→ DESCRIPTION OF THE TASK:
Would you repeat each line below precisely as it stands?

→ EXTRACTED RECORDS:
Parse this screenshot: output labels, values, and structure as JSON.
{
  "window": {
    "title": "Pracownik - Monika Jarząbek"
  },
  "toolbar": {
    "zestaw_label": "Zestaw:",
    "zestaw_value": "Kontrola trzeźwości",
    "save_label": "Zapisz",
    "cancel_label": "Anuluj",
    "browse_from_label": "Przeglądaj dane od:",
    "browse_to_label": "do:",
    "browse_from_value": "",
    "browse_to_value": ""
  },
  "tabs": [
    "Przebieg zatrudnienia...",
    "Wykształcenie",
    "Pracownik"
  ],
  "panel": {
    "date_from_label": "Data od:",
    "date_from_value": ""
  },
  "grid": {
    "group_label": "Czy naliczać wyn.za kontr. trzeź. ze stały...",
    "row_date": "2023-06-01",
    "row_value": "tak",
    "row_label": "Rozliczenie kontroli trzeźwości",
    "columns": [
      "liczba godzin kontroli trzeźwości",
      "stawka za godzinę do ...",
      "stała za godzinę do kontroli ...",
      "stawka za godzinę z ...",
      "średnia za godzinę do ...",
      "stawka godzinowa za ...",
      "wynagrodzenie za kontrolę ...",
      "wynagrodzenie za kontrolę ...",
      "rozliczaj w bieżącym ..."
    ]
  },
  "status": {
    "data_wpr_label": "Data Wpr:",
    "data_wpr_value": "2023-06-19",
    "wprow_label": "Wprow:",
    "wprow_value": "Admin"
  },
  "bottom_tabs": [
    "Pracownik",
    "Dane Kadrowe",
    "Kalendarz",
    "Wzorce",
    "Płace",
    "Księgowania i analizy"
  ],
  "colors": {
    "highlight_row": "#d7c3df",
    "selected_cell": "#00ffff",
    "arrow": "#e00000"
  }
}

→ EXPECTED OUTPUT:
Parse this screenshot: output labels, values, and structure as JSON.
{
  "window": {
    "title": "Pracownik - Monika Jarząbek"
  },
  "toolbar": {
    "zestaw_label": "Zestaw:",
    "zestaw_value": "Kontrola trzeźwości",
    "save_label": "Zapisz",
    "cancel_label": "Anuluj",
    "browse_from_label": "Przeglądaj dane od:",
    "browse_to_label": "do:",
    "browse_from_value": "",
    "browse_to_value": ""
  },
  "tabs": [
    "Przebieg zatrudnienia...",
    "Wykształcenie",
    "Pracownik"
  ],
  "panel": {
    "date_from_label": "Data od:",
    "date_from_value": ""
  },
  "grid": {
    "group_label": "Czy naliczać wyn.za kontr. trzeź. ze stały...",
    "row_date": "2023-06-01",
    "row_value": "tak",
    "row_label": "Rozliczenie kontroli trzeźwości",
    "columns": [
      "liczba godzin kontroli trzeźwości",
      "stawka za godzinę do ...",
      "stała za godzinę do kontroli ...",
      "stawka za godzinę z ...",
      "średnia za godzinę do ...",
      "stawka godzinowa za ...",
      "wynagrodzenie za kontrolę ...",
      "wynagrodzenie za kontrolę ...",
      "rozliczaj w bieżącym ..."
    ]
  },
  "status": {
    "data_wpr_label": "Data Wpr:",
    "data_wpr_value": "2023-06-19",
    "wprow_label": "Wprow:",
    "wprow_value": "Admin"
  },
  "bottom_tabs": [
    "Pracownik",
    "Dane Kadrowe",
    "Kalendarz",
    "Wzorce",
    "Płace",
    "Księgowania i analizy"
  ],
  "colors": {
    "highlight_row": "#d7c3df",
    "selected_cell": "#00ffff",
    "arrow": "#e00000"
  }
}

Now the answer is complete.